Work to complete
Copy out each line featuring the string "main" from the entries beneath.

:: Available records ::

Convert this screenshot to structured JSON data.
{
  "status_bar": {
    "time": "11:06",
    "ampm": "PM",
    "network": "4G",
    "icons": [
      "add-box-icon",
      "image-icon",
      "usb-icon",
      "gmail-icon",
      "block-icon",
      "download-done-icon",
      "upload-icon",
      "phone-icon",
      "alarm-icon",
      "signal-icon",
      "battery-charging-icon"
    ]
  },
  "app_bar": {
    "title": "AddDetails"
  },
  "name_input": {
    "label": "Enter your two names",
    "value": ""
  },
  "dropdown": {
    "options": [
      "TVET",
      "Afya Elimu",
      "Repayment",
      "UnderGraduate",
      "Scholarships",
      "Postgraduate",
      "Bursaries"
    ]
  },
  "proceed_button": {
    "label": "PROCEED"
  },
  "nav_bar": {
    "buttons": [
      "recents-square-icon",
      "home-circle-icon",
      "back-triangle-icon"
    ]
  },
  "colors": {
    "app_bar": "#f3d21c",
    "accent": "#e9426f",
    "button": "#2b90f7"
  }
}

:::
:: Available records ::

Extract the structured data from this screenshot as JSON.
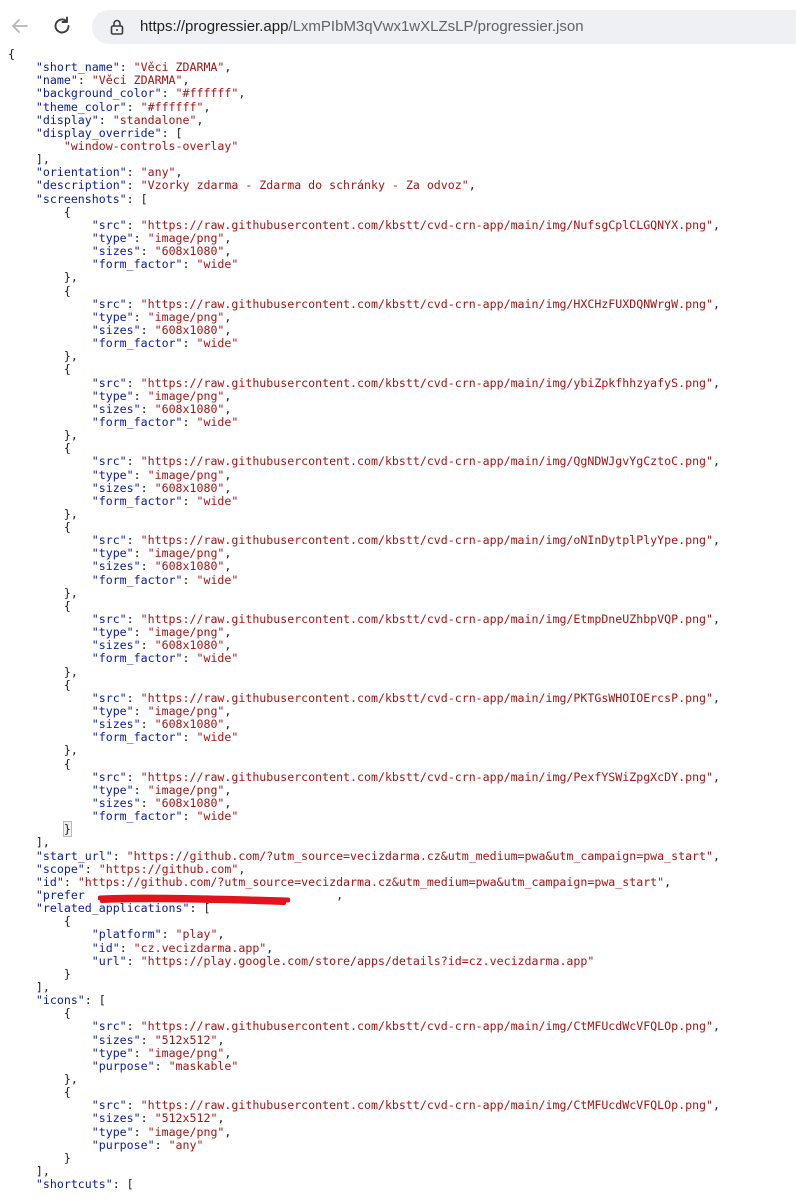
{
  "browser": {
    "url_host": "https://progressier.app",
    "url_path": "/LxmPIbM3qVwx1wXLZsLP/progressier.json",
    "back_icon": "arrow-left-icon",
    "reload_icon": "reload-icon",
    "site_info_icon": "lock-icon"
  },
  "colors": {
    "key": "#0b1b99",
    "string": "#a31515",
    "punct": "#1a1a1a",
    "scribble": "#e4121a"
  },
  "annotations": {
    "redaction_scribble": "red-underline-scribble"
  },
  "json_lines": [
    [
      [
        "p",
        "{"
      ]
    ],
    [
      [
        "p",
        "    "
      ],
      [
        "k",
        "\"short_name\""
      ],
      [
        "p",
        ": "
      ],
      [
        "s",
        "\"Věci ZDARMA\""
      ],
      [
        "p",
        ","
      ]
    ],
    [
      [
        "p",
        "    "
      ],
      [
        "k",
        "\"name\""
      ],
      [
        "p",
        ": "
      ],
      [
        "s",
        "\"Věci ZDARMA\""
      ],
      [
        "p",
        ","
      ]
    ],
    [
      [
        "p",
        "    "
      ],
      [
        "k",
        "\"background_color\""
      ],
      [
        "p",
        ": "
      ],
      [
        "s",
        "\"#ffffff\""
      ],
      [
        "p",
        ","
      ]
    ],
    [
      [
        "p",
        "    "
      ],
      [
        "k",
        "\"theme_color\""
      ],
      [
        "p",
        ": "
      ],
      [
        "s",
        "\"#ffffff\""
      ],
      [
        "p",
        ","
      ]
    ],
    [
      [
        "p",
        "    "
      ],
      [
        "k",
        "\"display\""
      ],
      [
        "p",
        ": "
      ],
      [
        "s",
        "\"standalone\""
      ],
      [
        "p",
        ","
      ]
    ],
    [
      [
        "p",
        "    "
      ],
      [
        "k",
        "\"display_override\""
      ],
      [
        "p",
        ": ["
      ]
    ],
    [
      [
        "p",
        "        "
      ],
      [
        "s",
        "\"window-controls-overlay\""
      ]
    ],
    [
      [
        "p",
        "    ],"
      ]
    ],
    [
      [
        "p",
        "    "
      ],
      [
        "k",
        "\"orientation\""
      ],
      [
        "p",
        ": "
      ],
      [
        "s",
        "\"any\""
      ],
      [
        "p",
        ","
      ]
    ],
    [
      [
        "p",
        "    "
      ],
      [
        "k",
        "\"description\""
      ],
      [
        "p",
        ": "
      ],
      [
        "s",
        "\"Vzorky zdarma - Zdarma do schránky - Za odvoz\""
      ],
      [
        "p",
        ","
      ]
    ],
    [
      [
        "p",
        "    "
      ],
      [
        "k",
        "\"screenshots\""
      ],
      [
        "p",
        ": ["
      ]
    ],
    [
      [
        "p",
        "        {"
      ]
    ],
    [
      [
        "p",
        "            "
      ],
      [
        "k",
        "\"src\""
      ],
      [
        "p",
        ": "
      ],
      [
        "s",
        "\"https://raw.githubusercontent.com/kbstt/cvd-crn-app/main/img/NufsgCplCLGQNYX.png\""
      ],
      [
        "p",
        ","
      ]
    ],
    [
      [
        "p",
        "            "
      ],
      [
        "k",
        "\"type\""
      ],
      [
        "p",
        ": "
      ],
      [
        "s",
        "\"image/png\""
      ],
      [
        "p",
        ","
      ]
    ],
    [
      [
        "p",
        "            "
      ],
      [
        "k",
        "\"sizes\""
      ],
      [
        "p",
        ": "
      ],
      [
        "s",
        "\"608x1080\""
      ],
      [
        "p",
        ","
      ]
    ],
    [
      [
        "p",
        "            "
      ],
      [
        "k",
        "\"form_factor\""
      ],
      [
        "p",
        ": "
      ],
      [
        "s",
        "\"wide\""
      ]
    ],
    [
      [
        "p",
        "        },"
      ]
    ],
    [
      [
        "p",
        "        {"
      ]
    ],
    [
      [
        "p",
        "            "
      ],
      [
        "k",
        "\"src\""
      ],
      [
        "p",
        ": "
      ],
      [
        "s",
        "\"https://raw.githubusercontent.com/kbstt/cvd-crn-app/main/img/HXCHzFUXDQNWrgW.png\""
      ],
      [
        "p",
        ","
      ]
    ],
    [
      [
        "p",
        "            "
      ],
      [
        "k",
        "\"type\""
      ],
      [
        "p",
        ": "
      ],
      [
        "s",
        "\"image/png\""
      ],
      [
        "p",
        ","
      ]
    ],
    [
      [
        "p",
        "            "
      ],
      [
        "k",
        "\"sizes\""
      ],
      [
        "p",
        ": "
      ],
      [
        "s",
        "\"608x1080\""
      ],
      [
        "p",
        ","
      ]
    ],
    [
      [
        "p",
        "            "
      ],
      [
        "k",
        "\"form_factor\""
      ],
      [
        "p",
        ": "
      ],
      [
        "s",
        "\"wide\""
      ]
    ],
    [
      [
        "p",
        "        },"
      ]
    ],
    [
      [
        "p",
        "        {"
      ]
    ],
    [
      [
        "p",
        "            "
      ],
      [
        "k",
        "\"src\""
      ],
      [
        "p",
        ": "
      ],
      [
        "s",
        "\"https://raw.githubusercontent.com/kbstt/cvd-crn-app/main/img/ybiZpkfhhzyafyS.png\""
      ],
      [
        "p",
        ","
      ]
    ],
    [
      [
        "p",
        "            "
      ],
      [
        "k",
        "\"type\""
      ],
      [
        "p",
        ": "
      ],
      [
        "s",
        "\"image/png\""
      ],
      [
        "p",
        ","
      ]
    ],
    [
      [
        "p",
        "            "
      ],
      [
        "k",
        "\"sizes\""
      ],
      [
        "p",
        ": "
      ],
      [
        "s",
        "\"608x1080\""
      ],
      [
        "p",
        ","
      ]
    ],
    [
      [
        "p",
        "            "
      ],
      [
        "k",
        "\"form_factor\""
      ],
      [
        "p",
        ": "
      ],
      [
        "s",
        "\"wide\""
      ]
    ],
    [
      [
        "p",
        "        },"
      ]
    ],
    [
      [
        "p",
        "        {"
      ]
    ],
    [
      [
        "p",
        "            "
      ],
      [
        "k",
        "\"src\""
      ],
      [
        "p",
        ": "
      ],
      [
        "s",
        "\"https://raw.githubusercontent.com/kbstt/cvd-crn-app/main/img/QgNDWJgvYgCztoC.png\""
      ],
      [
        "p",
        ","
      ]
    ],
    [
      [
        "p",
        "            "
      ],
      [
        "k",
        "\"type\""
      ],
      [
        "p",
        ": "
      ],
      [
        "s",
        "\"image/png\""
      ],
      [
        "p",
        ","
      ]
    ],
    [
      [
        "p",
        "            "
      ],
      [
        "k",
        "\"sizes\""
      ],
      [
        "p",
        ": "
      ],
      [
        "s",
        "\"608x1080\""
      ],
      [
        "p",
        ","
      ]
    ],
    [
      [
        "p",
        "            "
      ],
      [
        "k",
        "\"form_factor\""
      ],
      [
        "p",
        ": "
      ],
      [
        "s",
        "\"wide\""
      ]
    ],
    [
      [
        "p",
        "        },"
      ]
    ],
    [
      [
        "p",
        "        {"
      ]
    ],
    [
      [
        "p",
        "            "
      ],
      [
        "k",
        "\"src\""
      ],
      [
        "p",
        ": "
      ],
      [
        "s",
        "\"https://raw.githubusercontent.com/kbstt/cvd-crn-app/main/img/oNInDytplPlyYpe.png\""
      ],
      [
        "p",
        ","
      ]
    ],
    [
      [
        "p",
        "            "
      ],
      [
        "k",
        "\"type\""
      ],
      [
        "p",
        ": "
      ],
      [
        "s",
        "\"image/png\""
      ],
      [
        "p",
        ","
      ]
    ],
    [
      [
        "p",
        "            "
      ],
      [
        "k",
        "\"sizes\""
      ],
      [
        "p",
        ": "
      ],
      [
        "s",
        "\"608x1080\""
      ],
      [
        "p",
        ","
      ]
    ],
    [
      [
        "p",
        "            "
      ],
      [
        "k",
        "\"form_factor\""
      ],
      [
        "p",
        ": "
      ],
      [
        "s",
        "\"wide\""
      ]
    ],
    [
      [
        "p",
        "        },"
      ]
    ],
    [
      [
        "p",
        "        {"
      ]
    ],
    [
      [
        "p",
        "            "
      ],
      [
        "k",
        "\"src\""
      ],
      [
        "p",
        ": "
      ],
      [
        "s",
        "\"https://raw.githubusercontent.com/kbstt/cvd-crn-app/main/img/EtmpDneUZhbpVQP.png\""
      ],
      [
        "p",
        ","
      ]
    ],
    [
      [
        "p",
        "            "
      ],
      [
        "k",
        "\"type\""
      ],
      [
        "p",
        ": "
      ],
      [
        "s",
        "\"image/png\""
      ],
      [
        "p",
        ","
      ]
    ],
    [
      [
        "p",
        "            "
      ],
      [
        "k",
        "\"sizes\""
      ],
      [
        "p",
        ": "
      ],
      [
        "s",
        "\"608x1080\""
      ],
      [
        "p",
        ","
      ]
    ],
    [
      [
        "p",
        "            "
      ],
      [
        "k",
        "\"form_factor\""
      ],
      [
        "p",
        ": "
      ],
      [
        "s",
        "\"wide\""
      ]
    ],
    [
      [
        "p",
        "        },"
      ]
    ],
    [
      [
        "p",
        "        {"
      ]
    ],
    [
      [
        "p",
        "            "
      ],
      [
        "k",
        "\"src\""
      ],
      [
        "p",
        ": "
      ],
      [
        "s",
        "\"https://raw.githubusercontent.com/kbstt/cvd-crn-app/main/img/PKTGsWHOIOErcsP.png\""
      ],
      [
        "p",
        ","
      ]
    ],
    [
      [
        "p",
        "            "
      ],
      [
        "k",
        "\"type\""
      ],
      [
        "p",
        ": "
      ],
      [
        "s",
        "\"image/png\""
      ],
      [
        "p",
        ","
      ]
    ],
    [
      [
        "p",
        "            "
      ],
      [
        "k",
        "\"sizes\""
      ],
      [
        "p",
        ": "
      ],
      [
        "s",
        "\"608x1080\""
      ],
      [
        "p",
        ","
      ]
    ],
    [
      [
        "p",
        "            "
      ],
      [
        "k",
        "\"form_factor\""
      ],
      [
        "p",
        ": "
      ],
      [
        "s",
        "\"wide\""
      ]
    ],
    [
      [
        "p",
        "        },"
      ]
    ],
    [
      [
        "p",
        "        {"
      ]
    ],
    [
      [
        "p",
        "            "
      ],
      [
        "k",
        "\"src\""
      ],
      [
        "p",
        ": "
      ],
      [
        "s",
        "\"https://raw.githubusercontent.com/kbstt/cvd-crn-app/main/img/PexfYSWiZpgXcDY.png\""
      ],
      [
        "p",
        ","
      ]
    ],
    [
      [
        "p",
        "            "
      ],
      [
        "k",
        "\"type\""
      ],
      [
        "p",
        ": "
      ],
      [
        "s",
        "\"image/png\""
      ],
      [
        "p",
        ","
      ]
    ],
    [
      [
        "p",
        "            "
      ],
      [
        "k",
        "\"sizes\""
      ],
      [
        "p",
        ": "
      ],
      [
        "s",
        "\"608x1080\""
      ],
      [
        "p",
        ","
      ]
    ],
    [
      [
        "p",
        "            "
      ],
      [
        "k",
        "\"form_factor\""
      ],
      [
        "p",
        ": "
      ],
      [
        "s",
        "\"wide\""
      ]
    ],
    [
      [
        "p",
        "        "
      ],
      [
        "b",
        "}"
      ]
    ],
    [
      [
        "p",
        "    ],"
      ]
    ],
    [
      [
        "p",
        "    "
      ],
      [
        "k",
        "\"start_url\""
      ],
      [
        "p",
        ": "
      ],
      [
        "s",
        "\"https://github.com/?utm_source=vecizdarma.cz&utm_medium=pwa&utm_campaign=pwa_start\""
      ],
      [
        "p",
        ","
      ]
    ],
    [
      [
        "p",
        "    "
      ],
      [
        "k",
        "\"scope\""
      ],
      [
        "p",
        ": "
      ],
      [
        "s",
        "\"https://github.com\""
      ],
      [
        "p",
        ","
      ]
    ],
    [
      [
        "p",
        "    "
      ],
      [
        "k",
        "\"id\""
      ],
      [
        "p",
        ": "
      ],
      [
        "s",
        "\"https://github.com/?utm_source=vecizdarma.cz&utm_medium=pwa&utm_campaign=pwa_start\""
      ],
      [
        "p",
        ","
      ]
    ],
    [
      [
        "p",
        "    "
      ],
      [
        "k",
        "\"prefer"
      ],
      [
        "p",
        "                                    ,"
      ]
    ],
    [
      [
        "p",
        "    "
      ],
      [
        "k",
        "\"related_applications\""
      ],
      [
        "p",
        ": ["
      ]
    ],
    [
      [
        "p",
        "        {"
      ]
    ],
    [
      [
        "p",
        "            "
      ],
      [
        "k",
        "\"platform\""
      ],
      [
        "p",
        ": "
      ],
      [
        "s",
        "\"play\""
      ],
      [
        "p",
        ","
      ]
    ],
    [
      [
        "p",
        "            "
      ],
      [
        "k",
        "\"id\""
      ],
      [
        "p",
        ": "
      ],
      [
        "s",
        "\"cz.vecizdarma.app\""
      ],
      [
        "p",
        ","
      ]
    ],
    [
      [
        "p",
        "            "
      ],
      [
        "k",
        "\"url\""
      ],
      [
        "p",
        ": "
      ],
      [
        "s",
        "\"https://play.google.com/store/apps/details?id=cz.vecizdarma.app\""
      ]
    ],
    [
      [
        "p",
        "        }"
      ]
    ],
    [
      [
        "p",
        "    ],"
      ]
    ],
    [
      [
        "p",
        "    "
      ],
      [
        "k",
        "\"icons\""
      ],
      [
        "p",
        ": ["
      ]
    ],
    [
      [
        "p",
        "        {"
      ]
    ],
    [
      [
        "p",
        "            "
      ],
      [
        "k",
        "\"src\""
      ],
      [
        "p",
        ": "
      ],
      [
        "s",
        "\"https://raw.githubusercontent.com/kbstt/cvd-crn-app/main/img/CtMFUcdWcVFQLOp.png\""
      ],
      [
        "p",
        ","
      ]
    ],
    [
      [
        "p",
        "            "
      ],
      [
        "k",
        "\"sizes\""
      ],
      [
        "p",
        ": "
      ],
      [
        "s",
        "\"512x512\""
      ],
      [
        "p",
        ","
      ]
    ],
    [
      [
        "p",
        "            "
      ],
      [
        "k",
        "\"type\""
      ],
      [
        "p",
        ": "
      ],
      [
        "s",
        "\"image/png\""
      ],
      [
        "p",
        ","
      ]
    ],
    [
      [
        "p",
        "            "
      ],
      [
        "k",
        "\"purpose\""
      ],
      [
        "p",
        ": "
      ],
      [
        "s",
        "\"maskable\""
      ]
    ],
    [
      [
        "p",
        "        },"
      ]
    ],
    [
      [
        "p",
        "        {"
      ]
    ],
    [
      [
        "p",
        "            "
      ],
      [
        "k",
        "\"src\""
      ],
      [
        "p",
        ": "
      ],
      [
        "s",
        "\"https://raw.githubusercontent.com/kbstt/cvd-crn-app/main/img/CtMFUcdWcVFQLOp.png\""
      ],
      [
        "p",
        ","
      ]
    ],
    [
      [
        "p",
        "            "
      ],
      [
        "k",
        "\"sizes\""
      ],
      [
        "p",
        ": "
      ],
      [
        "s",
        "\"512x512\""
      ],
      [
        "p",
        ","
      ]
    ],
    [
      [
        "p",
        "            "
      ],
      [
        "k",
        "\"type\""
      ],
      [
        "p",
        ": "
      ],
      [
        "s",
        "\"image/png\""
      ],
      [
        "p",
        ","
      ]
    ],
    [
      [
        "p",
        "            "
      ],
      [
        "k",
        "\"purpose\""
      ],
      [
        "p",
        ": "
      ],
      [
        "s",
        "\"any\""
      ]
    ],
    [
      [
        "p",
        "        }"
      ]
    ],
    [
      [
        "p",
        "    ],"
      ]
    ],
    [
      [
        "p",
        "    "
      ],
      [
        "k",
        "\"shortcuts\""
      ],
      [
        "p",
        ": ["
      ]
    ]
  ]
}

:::
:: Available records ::

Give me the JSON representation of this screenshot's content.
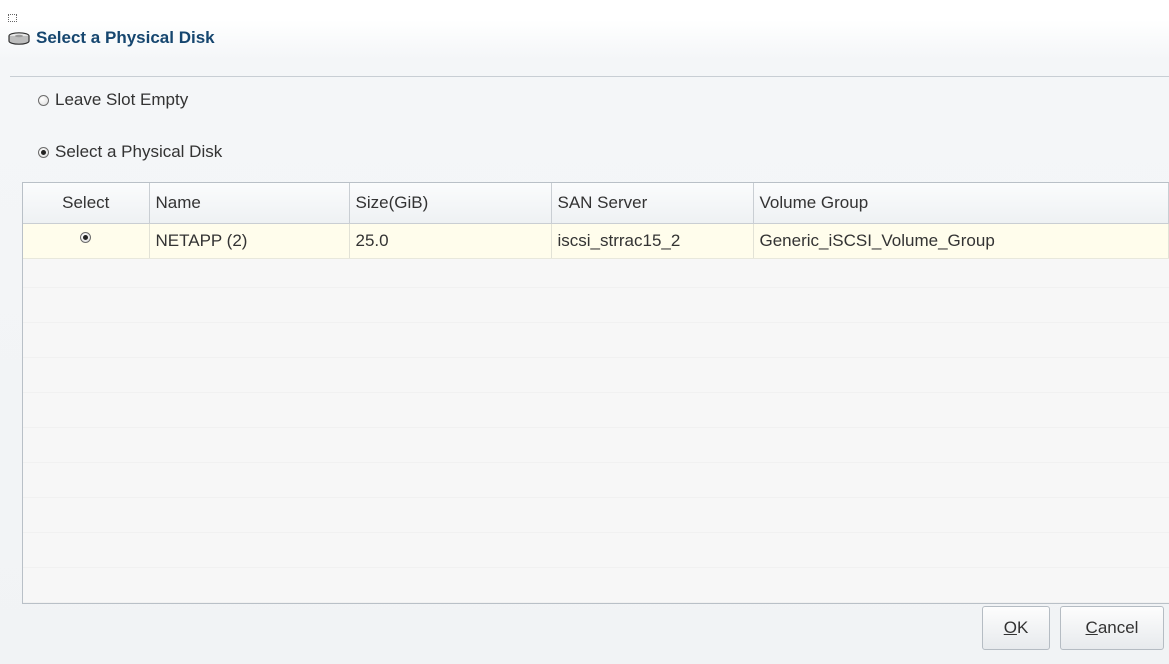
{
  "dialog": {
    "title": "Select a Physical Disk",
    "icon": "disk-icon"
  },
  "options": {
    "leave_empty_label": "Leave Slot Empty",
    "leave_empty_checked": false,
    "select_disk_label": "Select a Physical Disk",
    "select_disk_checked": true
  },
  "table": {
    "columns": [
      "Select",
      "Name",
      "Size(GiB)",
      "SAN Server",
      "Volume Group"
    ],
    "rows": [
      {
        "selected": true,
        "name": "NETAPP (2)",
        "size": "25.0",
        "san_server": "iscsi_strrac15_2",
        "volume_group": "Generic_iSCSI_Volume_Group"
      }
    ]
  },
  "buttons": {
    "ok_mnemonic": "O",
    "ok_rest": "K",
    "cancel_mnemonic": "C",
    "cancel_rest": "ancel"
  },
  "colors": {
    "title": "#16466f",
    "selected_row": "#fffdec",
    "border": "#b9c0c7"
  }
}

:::

Solved problem
        "\"https://raw.githubusercontent.com/kbstt/cvd-crn-app/main/img/NufsgCplCLGQNYX.png\""
        "\"https://raw.githubusercontent.com/kbstt/cvd-crn-app/main/img/HXCHzFUXDQNWrgW.png\""
        "\"https://raw.githubusercontent.com/kbstt/cvd-crn-app/main/img/ybiZpkfhhzyafyS.png\""
        "\"https://raw.githubusercontent.com/kbstt/cvd-crn-app/main/img/QgNDWJgvYgCztoC.png\""
        "\"https://raw.githubusercontent.com/kbstt/cvd-crn-app/main/img/oNInDytplPlyYpe.png\""
        "\"https://raw.githubusercontent.com/kbstt/cvd-crn-app/main/img/EtmpDneUZhbpVQP.png\""
        "\"https://raw.githubusercontent.com/kbstt/cvd-crn-app/main/img/PKTGsWHOIOErcsP.png\""
        "\"https://raw.githubusercontent.com/kbstt/cvd-crn-app/main/img/PexfYSWiZpgXcDY.png\""
        "\"https://raw.githubusercontent.com/kbstt/cvd-crn-app/main/img/CtMFUcdWcVFQLOp.png\""
        "\"https://raw.githubusercontent.com/kbstt/cvd-crn-app/main/img/CtMFUcdWcVFQLOp.png\""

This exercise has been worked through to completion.